*** GIVEN INFORMATION ***
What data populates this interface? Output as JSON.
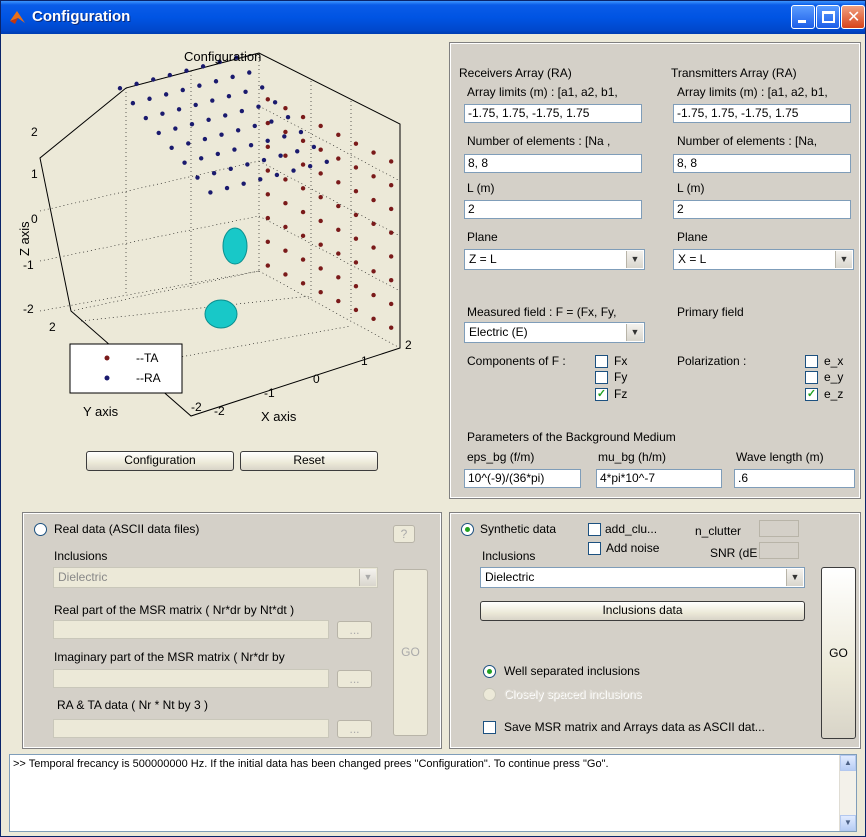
{
  "window": {
    "title": "Configuration"
  },
  "plot": {
    "title": "Configuration",
    "zlabel": "Z axis",
    "ylabel": "Y axis",
    "xlabel": "X axis",
    "zticks": [
      "2",
      "1",
      "0",
      "-1",
      "-2"
    ],
    "yticks": [
      "2",
      "-2"
    ],
    "xticks": [
      "2",
      "1",
      "0",
      "-1",
      "-2"
    ],
    "legend": [
      "--TA",
      "--RA"
    ],
    "ta_color": "#7a1a1a",
    "ra_color": "#1a1a6e",
    "inclusion_color": "#18c8c8"
  },
  "plot_buttons": {
    "configuration": "Configuration",
    "reset": "Reset"
  },
  "ra": {
    "header": "Receivers Array (RA)",
    "limits_label": "Array limits (m) : [a1, a2, b1,",
    "limits_value": "-1.75, 1.75, -1.75, 1.75",
    "elements_label": "Number of elements : [Na ,",
    "elements_value": "8, 8",
    "l_label": "L (m)",
    "l_value": "2",
    "plane_label": "Plane",
    "plane_value": "Z = L"
  },
  "ta": {
    "header": "Transmitters Array (RA)",
    "limits_label": "Array limits (m) : [a1, a2, b1,",
    "limits_value": "-1.75, 1.75, -1.75, 1.75",
    "elements_label": "Number of elements : [Na,",
    "elements_value": "8, 8",
    "l_label": "L (m)",
    "l_value": "2",
    "plane_label": "Plane",
    "plane_value": "X = L"
  },
  "field": {
    "measured_label": "Measured field : F = (Fx, Fy,",
    "measured_value": "Electric (E)",
    "primary_label": "Primary field",
    "components_label": "Components of F :",
    "fx": "Fx",
    "fy": "Fy",
    "fz": "Fz",
    "polarization_label": "Polarization :",
    "ex": "e_x",
    "ey": "e_y",
    "ez": "e_z"
  },
  "medium": {
    "header": "Parameters of the Background Medium",
    "eps_label": "eps_bg (f/m)",
    "eps_value": "10^(-9)/(36*pi)",
    "mu_label": "mu_bg (h/m)",
    "mu_value": "4*pi*10^-7",
    "wave_label": "Wave length (m)",
    "wave_value": ".6"
  },
  "real": {
    "radio_label": "Real data (ASCII data files)",
    "help": "?",
    "inclusions_label": "Inclusions",
    "inclusions_value": "Dielectric",
    "real_label": "Real part of the MSR matrix ( Nr*dr by Nt*dt )",
    "imag_label": "Imaginary part of the MSR matrix ( Nr*dr by",
    "arrays_label": "RA & TA  data  ( Nr * Nt by 3 )",
    "browse": "...",
    "go": "GO"
  },
  "synthetic": {
    "radio_label": "Synthetic data",
    "add_clutter": "add_clu...",
    "add_noise": "Add noise",
    "n_clutter": "n_clutter",
    "snr": "SNR (dE",
    "inclusions_label": "Inclusions",
    "inclusions_value": "Dielectric",
    "inclusions_data": "Inclusions data",
    "go": "GO",
    "well_separated": "Well separated inclusions",
    "closely_spaced": "Closely spaced inclusions",
    "save": "Save MSR matrix and Arrays data as ASCII dat..."
  },
  "console": {
    "text": ">> Temporal frecancy is 500000000 Hz.     If the initial data has been changed prees \"Configuration\". To continue press \"Go\"."
  }
}
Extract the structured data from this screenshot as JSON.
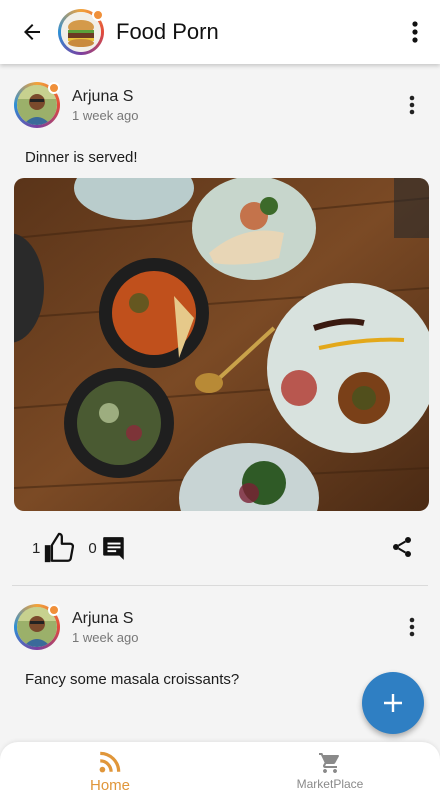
{
  "appbar": {
    "title": "Food Porn",
    "back_icon": "arrow-left-icon",
    "more_icon": "more-vertical-icon"
  },
  "posts": [
    {
      "author": "Arjuna S",
      "time": "1 week ago",
      "text": "Dinner is served!",
      "has_image": true,
      "likes": "1",
      "comments": "0"
    },
    {
      "author": "Arjuna S",
      "time": "1 week ago",
      "text": "Fancy some masala croissants?"
    }
  ],
  "fab": {
    "icon": "plus-icon"
  },
  "bottom_nav": {
    "items": [
      {
        "label": "Home",
        "icon": "rss-icon",
        "active": true
      },
      {
        "label": "MarketPlace",
        "icon": "cart-icon",
        "active": false
      }
    ]
  },
  "colors": {
    "accent": "#e0963a",
    "fab": "#2f7fc3",
    "avatar_dot": "#f0903a"
  }
}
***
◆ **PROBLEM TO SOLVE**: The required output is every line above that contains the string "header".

◆ **SOLUTION BELOW**:
    "header": "Receivers Array (RA)",
    "header": "Transmitters Array (RA)",
    "header": "Parameters of the Background Medium",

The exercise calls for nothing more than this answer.